*** Opening of Source data ***

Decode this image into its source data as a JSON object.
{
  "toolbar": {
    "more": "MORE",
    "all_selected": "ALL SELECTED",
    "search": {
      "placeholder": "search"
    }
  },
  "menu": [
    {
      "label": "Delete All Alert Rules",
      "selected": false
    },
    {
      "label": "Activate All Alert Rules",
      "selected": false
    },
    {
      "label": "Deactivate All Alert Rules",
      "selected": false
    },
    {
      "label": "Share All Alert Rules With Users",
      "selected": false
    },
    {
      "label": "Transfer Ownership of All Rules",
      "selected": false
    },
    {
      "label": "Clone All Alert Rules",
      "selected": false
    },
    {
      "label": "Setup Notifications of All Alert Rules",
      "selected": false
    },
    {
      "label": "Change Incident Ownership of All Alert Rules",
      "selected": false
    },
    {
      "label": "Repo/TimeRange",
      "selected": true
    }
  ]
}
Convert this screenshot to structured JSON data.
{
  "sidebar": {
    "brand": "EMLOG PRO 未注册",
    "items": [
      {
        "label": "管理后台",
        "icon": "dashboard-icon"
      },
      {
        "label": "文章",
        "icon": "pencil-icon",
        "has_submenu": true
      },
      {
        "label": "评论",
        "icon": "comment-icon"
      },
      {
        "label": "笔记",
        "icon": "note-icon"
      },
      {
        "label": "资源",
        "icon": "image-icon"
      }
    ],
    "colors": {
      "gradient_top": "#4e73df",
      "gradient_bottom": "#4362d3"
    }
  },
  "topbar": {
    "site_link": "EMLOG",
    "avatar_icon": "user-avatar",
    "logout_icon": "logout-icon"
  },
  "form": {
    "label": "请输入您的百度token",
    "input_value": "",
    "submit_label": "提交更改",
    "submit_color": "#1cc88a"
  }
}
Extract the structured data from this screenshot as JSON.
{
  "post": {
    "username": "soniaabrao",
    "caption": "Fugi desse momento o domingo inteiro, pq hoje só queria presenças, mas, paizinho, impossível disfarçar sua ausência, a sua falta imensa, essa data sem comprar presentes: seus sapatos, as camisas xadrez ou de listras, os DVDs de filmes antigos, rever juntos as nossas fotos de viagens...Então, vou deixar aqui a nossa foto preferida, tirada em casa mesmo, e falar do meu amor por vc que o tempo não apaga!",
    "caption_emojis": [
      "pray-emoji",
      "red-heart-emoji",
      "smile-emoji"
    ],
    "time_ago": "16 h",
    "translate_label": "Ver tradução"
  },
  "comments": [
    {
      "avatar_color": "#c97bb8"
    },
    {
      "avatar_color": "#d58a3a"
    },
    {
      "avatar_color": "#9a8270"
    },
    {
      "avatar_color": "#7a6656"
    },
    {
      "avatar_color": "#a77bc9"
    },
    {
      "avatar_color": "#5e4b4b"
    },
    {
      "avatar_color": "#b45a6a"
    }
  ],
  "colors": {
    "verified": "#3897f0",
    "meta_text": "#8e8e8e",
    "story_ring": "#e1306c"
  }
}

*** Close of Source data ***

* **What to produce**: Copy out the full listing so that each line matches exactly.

* **Solution to the exercise**:
Decode this image into its source data as a JSON object.
{
  "toolbar": {
    "more": "MORE",
    "all_selected": "ALL SELECTED",
    "search": {
      "placeholder": "search"
    }
  },
  "menu": [
    {
      "label": "Delete All Alert Rules",
      "selected": false
    },
    {
      "label": "Activate All Alert Rules",
      "selected": false
    },
    {
      "label": "Deactivate All Alert Rules",
      "selected": false
    },
    {
      "label": "Share All Alert Rules With Users",
      "selected": false
    },
    {
      "label": "Transfer Ownership of All Rules",
      "selected": false
    },
    {
      "label": "Clone All Alert Rules",
      "selected": false
    },
    {
      "label": "Setup Notifications of All Alert Rules",
      "selected": false
    },
    {
      "label": "Change Incident Ownership of All Alert Rules",
      "selected": false
    },
    {
      "label": "Repo/TimeRange",
      "selected": true
    }
  ]
}
Convert this screenshot to structured JSON data.
{
  "sidebar": {
    "brand": "EMLOG PRO 未注册",
    "items": [
      {
        "label": "管理后台",
        "icon": "dashboard-icon"
      },
      {
        "label": "文章",
        "icon": "pencil-icon",
        "has_submenu": true
      },
      {
        "label": "评论",
        "icon": "comment-icon"
      },
      {
        "label": "笔记",
        "icon": "note-icon"
      },
      {
        "label": "资源",
        "icon": "image-icon"
      }
    ],
    "colors": {
      "gradient_top": "#4e73df",
      "gradient_bottom": "#4362d3"
    }
  },
  "topbar": {
    "site_link": "EMLOG",
    "avatar_icon": "user-avatar",
    "logout_icon": "logout-icon"
  },
  "form": {
    "label": "请输入您的百度token",
    "input_value": "",
    "submit_label": "提交更改",
    "submit_color": "#1cc88a"
  }
}
Extract the structured data from this screenshot as JSON.
{
  "post": {
    "username": "soniaabrao",
    "caption": "Fugi desse momento o domingo inteiro, pq hoje só queria presenças, mas, paizinho, impossível disfarçar sua ausência, a sua falta imensa, essa data sem comprar presentes: seus sapatos, as camisas xadrez ou de listras, os DVDs de filmes antigos, rever juntos as nossas fotos de viagens...Então, vou deixar aqui a nossa foto preferida, tirada em casa mesmo, e falar do meu amor por vc que o tempo não apaga!",
    "caption_emojis": [
      "pray-emoji",
      "red-heart-emoji",
      "smile-emoji"
    ],
    "time_ago": "16 h",
    "translate_label": "Ver tradução"
  },
  "comments": [
    {
      "avatar_color": "#c97bb8"
    },
    {
      "avatar_color": "#d58a3a"
    },
    {
      "avatar_color": "#9a8270"
    },
    {
      "avatar_color": "#7a6656"
    },
    {
      "avatar_color": "#a77bc9"
    },
    {
      "avatar_color": "#5e4b4b"
    },
    {
      "avatar_color": "#b45a6a"
    }
  ],
  "colors": {
    "verified": "#3897f0",
    "meta_text": "#8e8e8e",
    "story_ring": "#e1306c"
  }
}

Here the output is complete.